App and web page records
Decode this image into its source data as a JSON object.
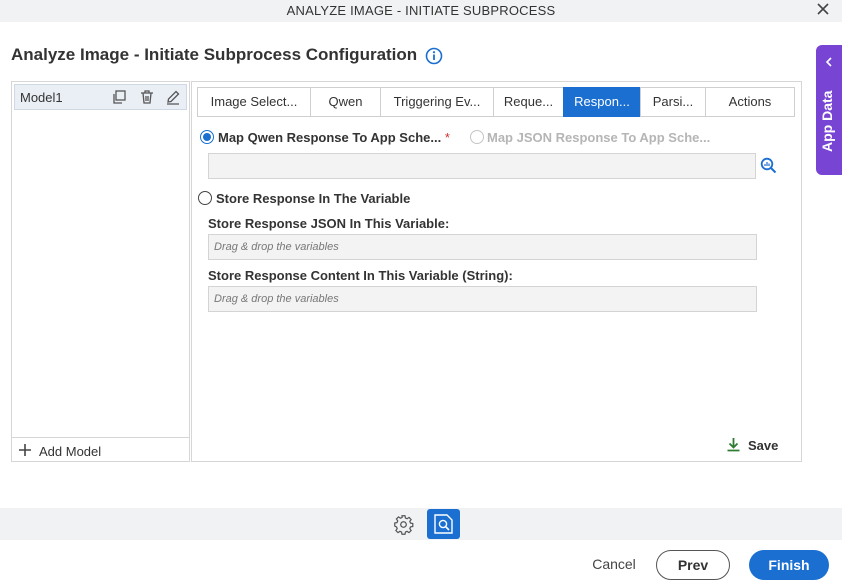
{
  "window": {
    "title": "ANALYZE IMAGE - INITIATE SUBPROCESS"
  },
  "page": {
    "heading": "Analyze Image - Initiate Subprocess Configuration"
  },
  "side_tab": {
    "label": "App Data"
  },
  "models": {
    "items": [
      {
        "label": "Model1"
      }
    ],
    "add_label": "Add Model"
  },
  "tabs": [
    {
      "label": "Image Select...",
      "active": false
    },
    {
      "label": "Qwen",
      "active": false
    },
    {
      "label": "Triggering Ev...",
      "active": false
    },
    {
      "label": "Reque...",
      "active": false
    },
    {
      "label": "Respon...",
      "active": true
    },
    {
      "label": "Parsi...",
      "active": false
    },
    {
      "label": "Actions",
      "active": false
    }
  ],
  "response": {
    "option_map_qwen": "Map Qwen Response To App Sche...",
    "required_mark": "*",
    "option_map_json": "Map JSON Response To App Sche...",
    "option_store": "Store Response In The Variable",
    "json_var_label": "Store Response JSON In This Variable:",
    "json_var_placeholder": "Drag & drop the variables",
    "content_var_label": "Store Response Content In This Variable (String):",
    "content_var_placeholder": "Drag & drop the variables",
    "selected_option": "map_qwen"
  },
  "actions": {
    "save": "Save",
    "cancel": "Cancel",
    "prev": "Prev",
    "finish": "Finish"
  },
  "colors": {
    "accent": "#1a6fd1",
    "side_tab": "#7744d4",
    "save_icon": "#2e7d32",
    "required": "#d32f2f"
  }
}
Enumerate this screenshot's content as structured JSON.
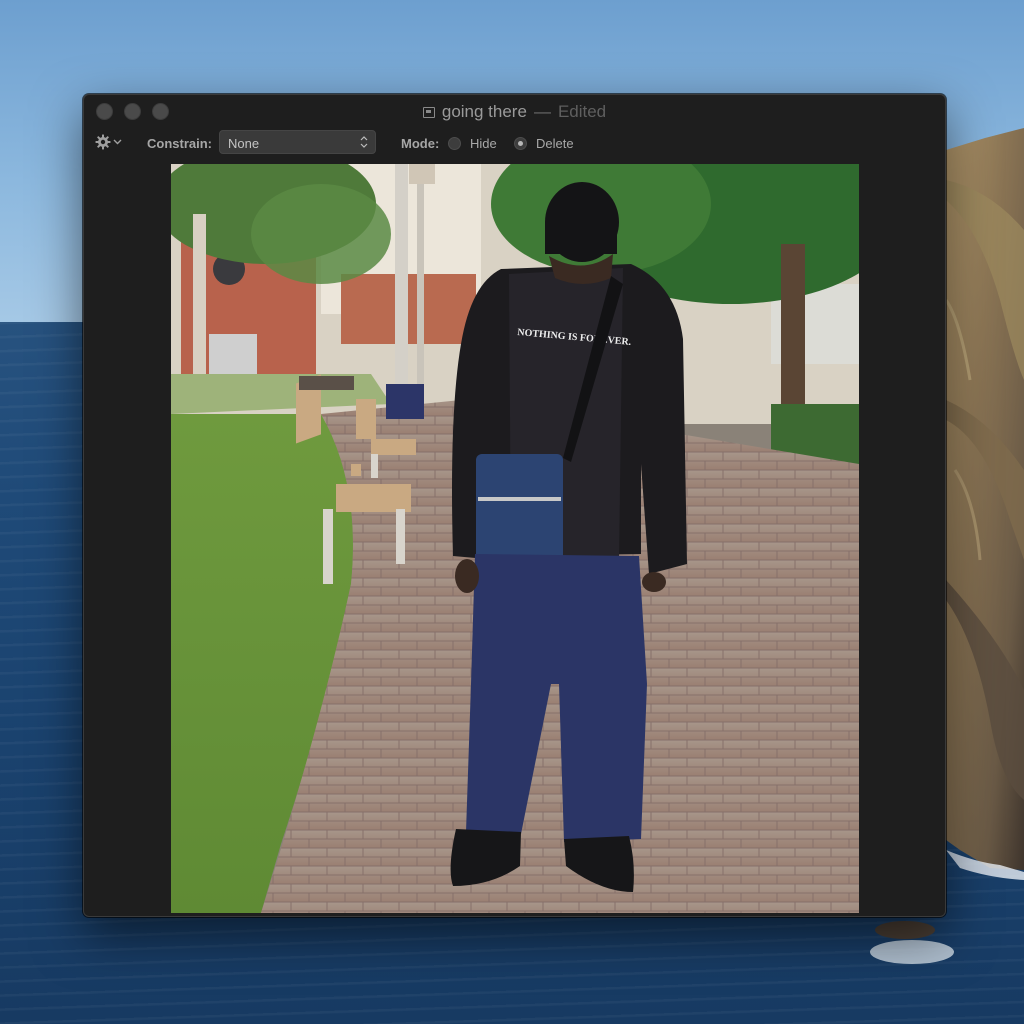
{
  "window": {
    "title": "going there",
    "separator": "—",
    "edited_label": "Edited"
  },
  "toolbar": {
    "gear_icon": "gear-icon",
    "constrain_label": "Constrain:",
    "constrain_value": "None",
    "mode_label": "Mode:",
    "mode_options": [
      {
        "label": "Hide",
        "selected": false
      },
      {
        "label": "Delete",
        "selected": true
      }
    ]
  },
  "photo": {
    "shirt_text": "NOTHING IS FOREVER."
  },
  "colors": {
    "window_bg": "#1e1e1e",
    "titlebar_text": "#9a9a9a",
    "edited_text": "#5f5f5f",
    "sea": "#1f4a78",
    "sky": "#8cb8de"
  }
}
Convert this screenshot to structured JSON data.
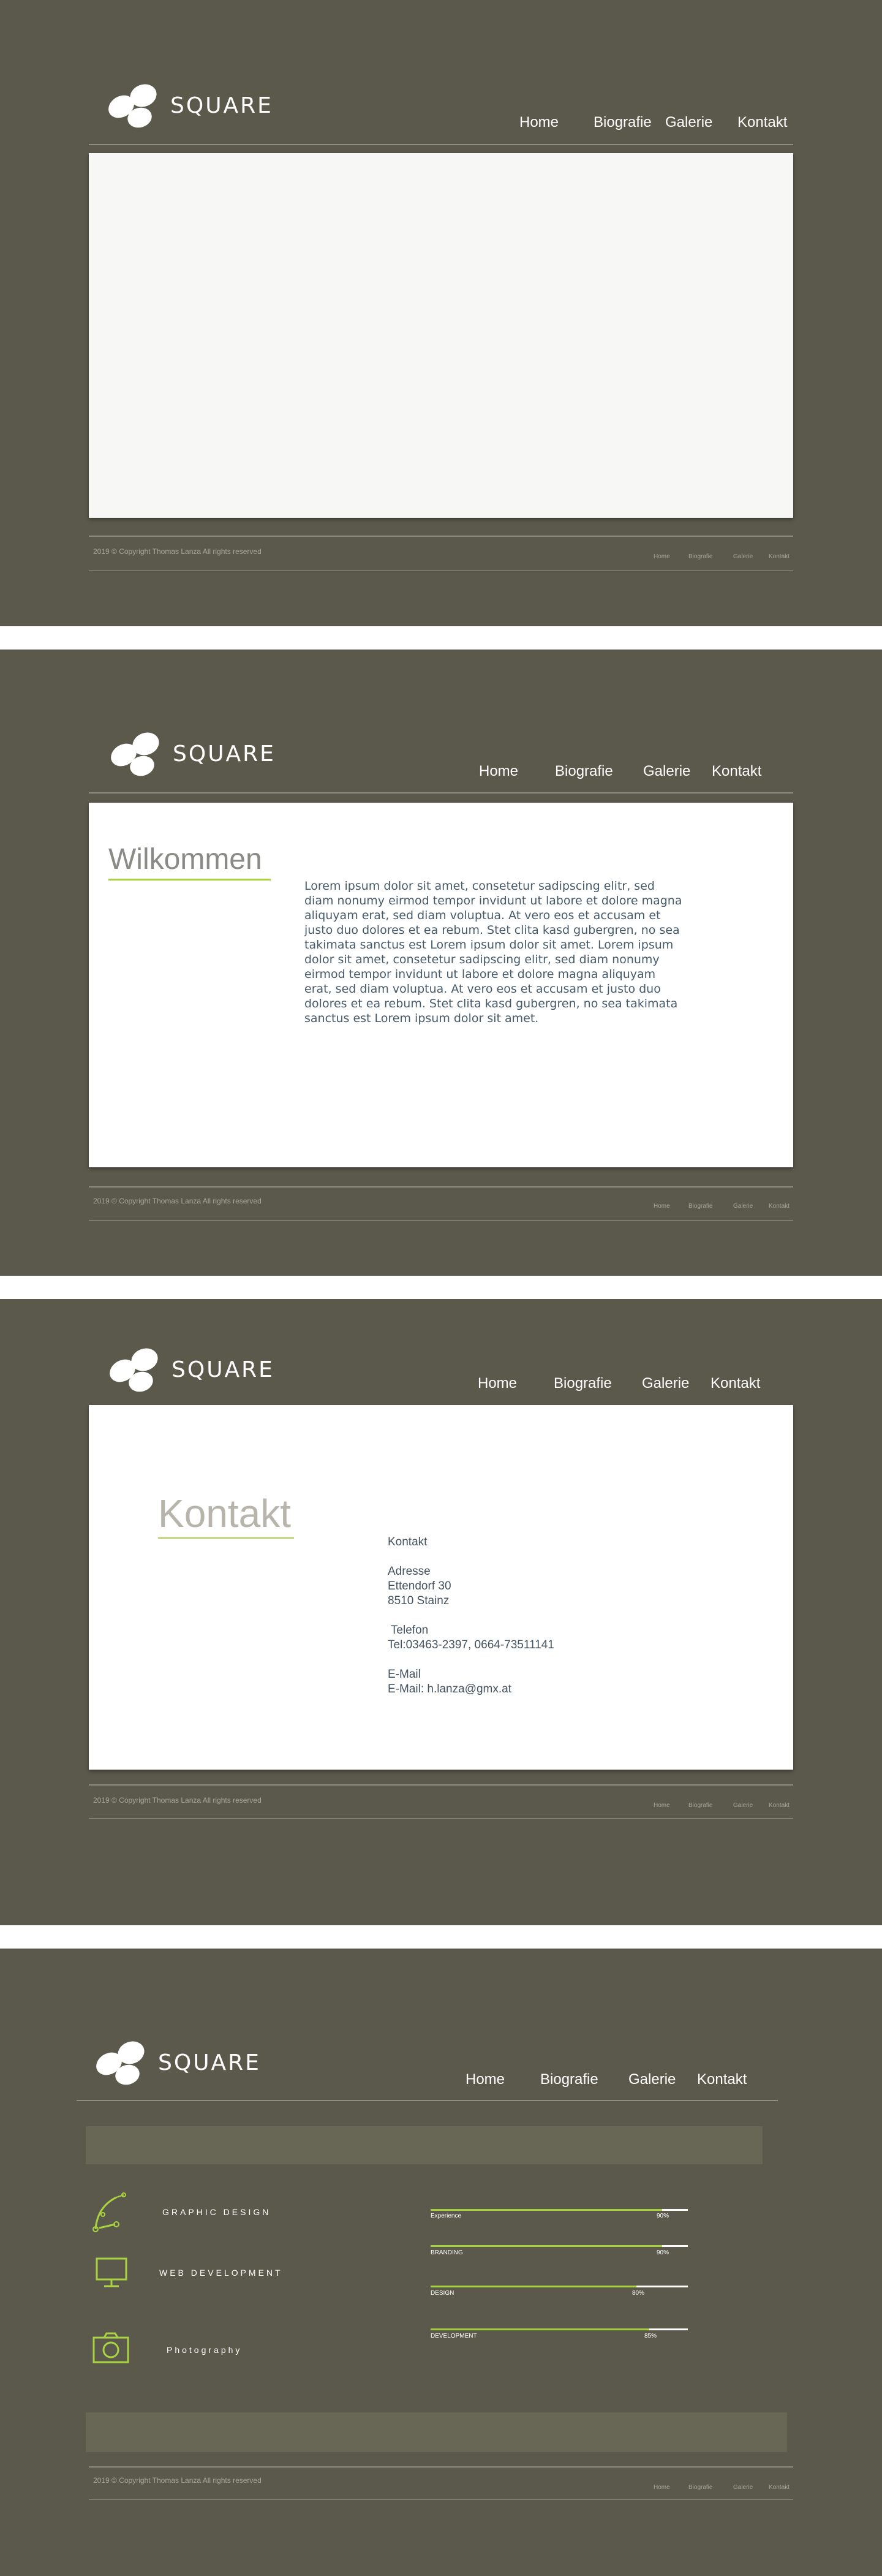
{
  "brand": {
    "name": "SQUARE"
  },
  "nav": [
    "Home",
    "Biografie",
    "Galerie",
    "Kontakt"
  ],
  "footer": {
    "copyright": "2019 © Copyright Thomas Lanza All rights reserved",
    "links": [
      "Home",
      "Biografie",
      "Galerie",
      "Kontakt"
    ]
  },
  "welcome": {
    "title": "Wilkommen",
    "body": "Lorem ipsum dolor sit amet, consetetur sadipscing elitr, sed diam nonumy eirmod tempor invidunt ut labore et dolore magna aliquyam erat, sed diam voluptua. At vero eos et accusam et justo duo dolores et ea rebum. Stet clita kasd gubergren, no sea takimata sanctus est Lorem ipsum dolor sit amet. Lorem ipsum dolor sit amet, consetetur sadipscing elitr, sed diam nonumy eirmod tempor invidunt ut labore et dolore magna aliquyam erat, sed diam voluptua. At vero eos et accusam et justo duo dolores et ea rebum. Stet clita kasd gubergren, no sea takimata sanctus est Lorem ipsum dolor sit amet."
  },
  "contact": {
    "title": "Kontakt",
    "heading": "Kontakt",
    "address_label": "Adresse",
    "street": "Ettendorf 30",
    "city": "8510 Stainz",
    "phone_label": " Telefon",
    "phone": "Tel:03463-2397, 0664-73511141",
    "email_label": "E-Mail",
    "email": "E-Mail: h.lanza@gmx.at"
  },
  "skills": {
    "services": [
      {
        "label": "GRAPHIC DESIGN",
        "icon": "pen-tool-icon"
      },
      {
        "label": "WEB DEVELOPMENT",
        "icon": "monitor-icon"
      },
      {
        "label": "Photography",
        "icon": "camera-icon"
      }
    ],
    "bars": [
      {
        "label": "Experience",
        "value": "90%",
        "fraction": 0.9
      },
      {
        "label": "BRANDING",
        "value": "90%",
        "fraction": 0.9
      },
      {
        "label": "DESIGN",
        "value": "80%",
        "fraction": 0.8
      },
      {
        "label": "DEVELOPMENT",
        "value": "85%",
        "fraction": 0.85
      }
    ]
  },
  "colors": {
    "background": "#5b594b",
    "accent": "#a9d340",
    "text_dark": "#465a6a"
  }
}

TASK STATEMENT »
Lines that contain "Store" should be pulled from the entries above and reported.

ANSWER SECTION »
    "option_store": "Store Response In The Variable",
    "json_var_label": "Store Response JSON In This Variable:",
    "content_var_label": "Store Response Content In This Variable (String):",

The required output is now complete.